Find the word "value" in the data below and copy each line that holds it.

------ Data section

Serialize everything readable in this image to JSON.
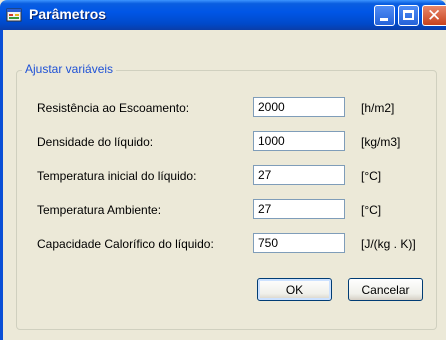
{
  "window": {
    "title": "Parâmetros"
  },
  "group": {
    "legend": "Ajustar variáveis"
  },
  "fields": [
    {
      "label": "Resistência ao Escoamento:",
      "value": "2000",
      "unit": "[h/m2]"
    },
    {
      "label": "Densidade do líquido:",
      "value": "1000",
      "unit": "[kg/m3]"
    },
    {
      "label": "Temperatura inicial do líquido:",
      "value": "27",
      "unit": "[°C]"
    },
    {
      "label": "Temperatura Ambiente:",
      "value": "27",
      "unit": "[°C]"
    },
    {
      "label": "Capacidade Calorífico do líquido:",
      "value": "750",
      "unit": "[J/(kg . K)]"
    }
  ],
  "buttons": {
    "ok": "OK",
    "cancel": "Cancelar"
  },
  "colors": {
    "titlebar": "#0054e3",
    "group_legend": "#1f52d6",
    "window_bg": "#ece9d8"
  },
  "icons": {
    "app": "window-app-icon",
    "minimize": "minimize-icon",
    "maximize": "maximize-icon",
    "close": "close-icon"
  }
}
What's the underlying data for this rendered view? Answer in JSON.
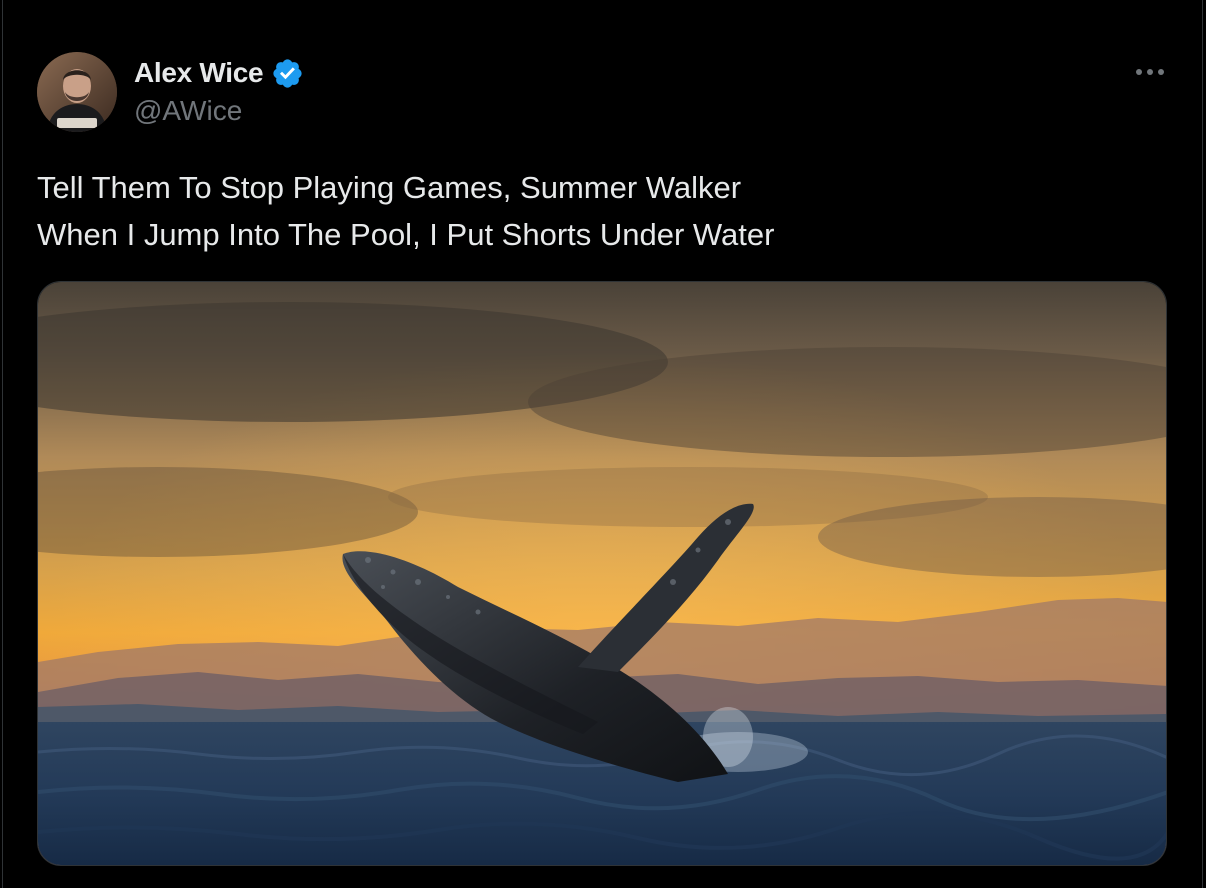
{
  "tweet": {
    "author": {
      "display_name": "Alex Wice",
      "handle": "@AWice",
      "verified": true,
      "avatar_icon": "profile-photo"
    },
    "more_icon": "more-horizontal-icon",
    "text_lines": [
      "Tell Them To Stop Playing Games, Summer Walker",
      "When I Jump Into The Pool, I Put Shorts Under Water"
    ],
    "media": {
      "type": "photo",
      "subject": "humpback-whale-breaching-at-sunset"
    }
  },
  "colors": {
    "background": "#000000",
    "text_primary": "#e7e9ea",
    "text_secondary": "#71767b",
    "verified_blue": "#1d9bf0",
    "border": "#2f3336"
  }
}
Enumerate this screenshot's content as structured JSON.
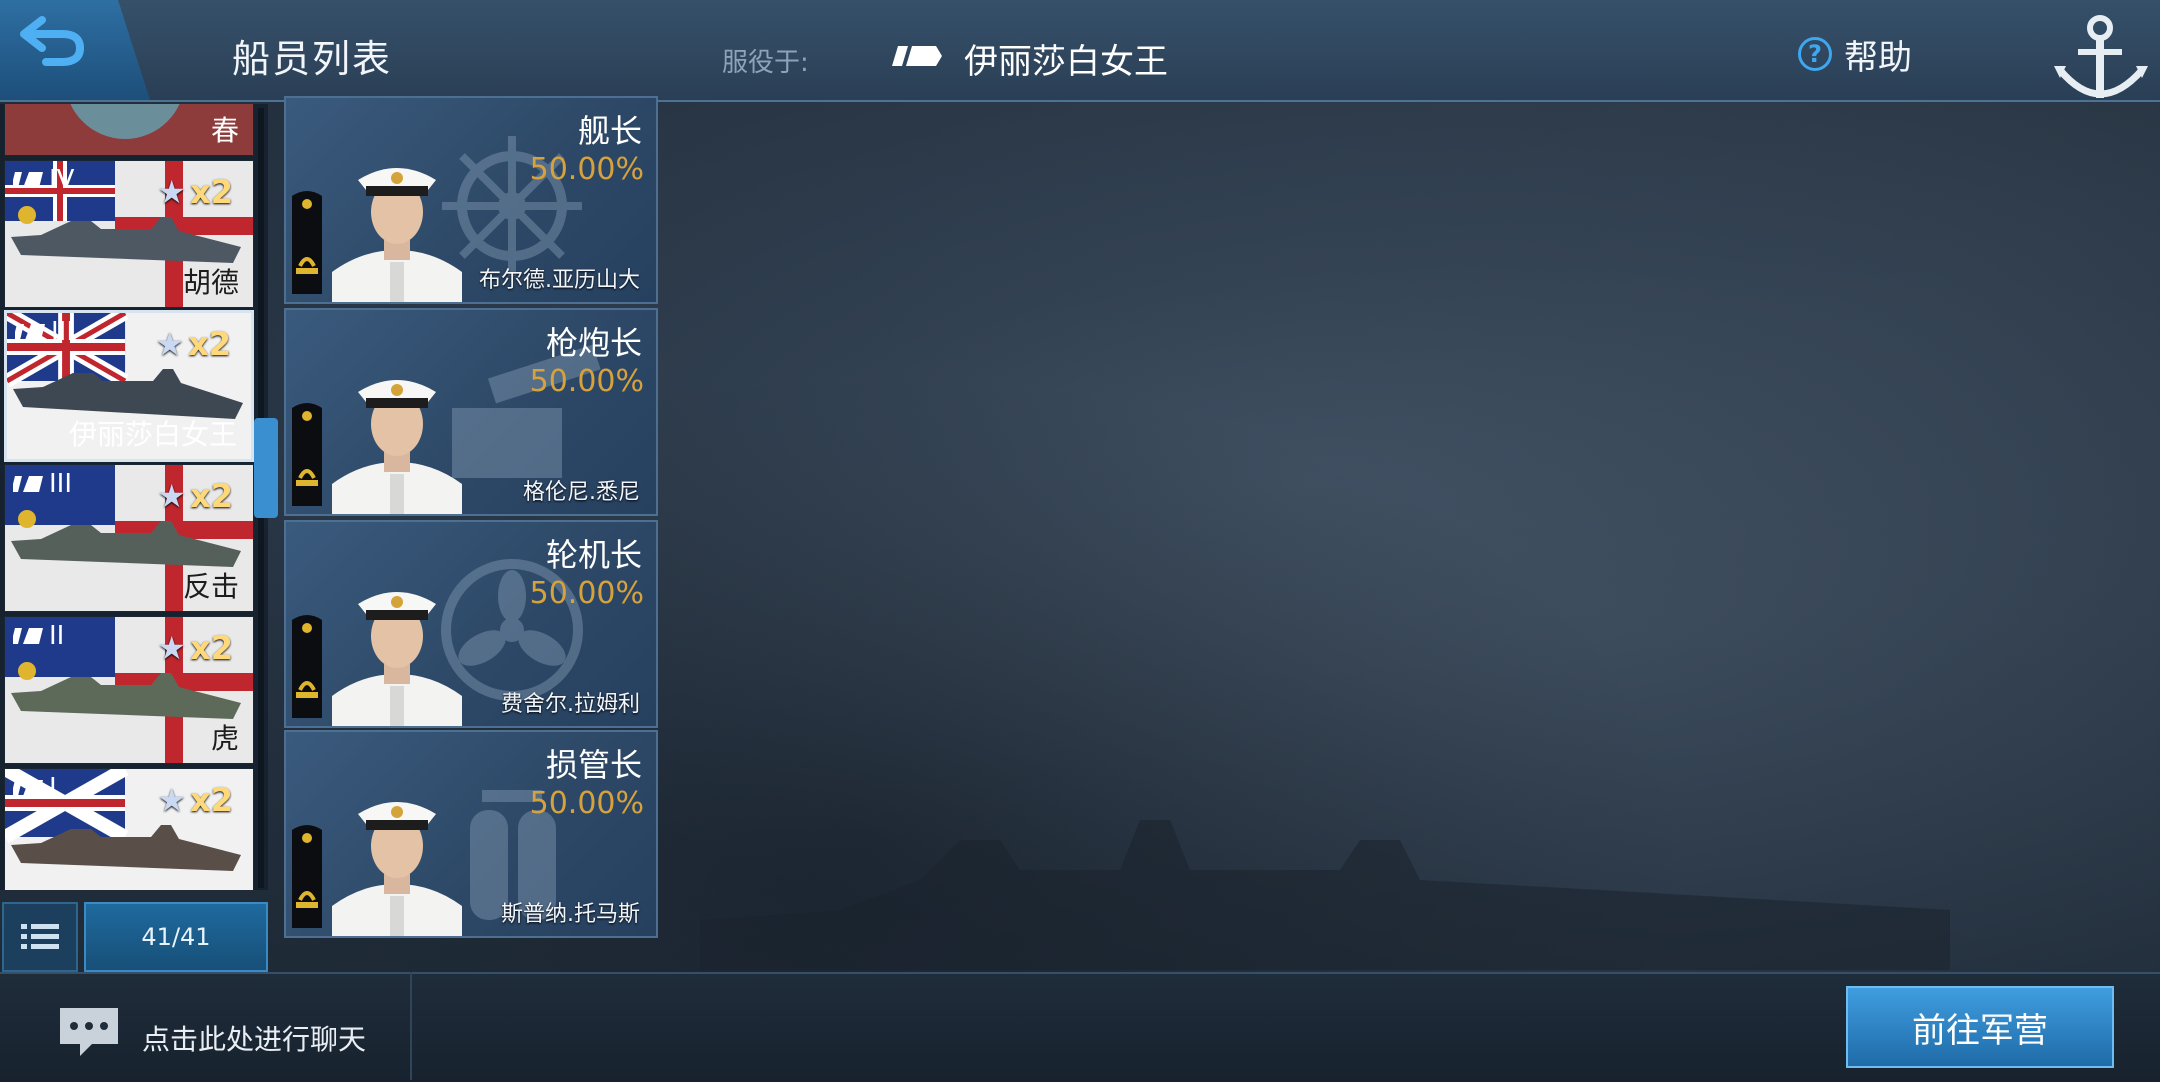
{
  "header": {
    "title": "船员列表",
    "serve_label": "服役于:",
    "serve_ship": "伊丽莎白女王",
    "help_label": "帮助"
  },
  "ships": [
    {
      "tier": "",
      "name": "春",
      "multiplier": ""
    },
    {
      "tier": "IV",
      "name": "胡德",
      "multiplier": "x2"
    },
    {
      "tier": "III",
      "name": "伊丽莎白女王",
      "multiplier": "x2"
    },
    {
      "tier": "III",
      "name": "反击",
      "multiplier": "x2"
    },
    {
      "tier": "II",
      "name": "虎",
      "multiplier": "x2"
    },
    {
      "tier": "I",
      "name": "",
      "multiplier": "x2"
    }
  ],
  "ship_count": "41/41",
  "crew": [
    {
      "role": "舰长",
      "percent": "50.00%",
      "name": "布尔德.亚历山大"
    },
    {
      "role": "枪炮长",
      "percent": "50.00%",
      "name": "格伦尼.悉尼"
    },
    {
      "role": "轮机长",
      "percent": "50.00%",
      "name": "费舍尔.拉姆利"
    },
    {
      "role": "损管长",
      "percent": "50.00%",
      "name": "斯普纳.托马斯"
    }
  ],
  "footer": {
    "chat_prompt": "点击此处进行聊天",
    "go_barracks": "前往军营"
  },
  "colors": {
    "accent": "#3fa6f0",
    "percent": "#d7a23b",
    "multiplier": "#ffd979"
  }
}
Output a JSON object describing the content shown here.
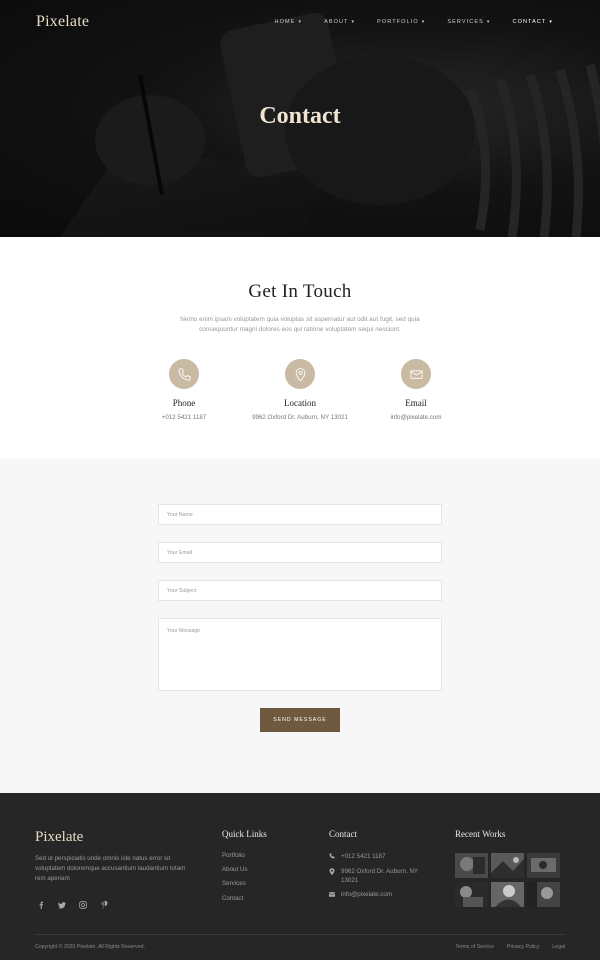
{
  "nav": {
    "logo": "Pixelate",
    "items": [
      {
        "label": "HOME",
        "caret": "▾"
      },
      {
        "label": "ABOUT",
        "caret": "▾"
      },
      {
        "label": "PORTFOLIO",
        "caret": "▾"
      },
      {
        "label": "SERVICES",
        "caret": "▾"
      },
      {
        "label": "CONTACT",
        "caret": "▾"
      }
    ],
    "active": "CONTACT"
  },
  "hero": {
    "title": "Contact"
  },
  "touch": {
    "title": "Get In Touch",
    "lead": "Nemo enim ipsam voluptatem quia voluptas sit aspernatur aut odit aut fugit, sed quia consequuntur magni dolores eos qui ratione voluptatem sequi nesciunt.",
    "items": [
      {
        "icon": "phone-icon",
        "title": "Phone",
        "value": "+012 5421 1187"
      },
      {
        "icon": "location-pin-icon",
        "title": "Location",
        "value": "9962 Oxford Dr. Auburn, NY 13021"
      },
      {
        "icon": "envelope-icon",
        "title": "Email",
        "value": "info@pixelate.com"
      }
    ]
  },
  "form": {
    "name_placeholder": "Your Name",
    "email_placeholder": "Your Email",
    "subject_placeholder": "Your Subject",
    "message_placeholder": "Your Message",
    "submit_label": "SEND MESSAGE"
  },
  "footer": {
    "logo": "Pixelate",
    "description": "Sed ut perspiciatis unde omnis iste natus error sit voluptatem doloremque accusantium laudantium totam rem aperiam",
    "socials": [
      "facebook-icon",
      "twitter-icon",
      "instagram-icon",
      "pinterest-icon"
    ],
    "quick_links_title": "Quick Links",
    "quick_links": [
      "Portfolio",
      "About Us",
      "Services",
      "Contact"
    ],
    "contact_title": "Contact",
    "contact_phone": "+012 5421 1187",
    "contact_address": "9962 Oxford Dr. Auburn, NY 13021",
    "contact_email": "info@pixelate.com",
    "recent_title": "Recent Works",
    "copyright": "Copyright © 2020 Pixelate. All Rights Reserved.",
    "legal": [
      "Terms of Service",
      "Privacy Policy",
      "Legal"
    ]
  },
  "colors": {
    "accent_beige": "#c9bba3",
    "button_brown": "#6f5a40",
    "footer_bg": "#262626",
    "logo_cream": "#e8dcc6"
  }
}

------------

> _Completed exercise_
      "value": "2000",
      "value": "1000",
      "value": "27",
      "value": "27",
      "value": "750",
        "value": "+012 5421 1187"
        "value": "9962 Oxford Dr. Auburn, NY 13021"
        "value": "info@pixelate.com"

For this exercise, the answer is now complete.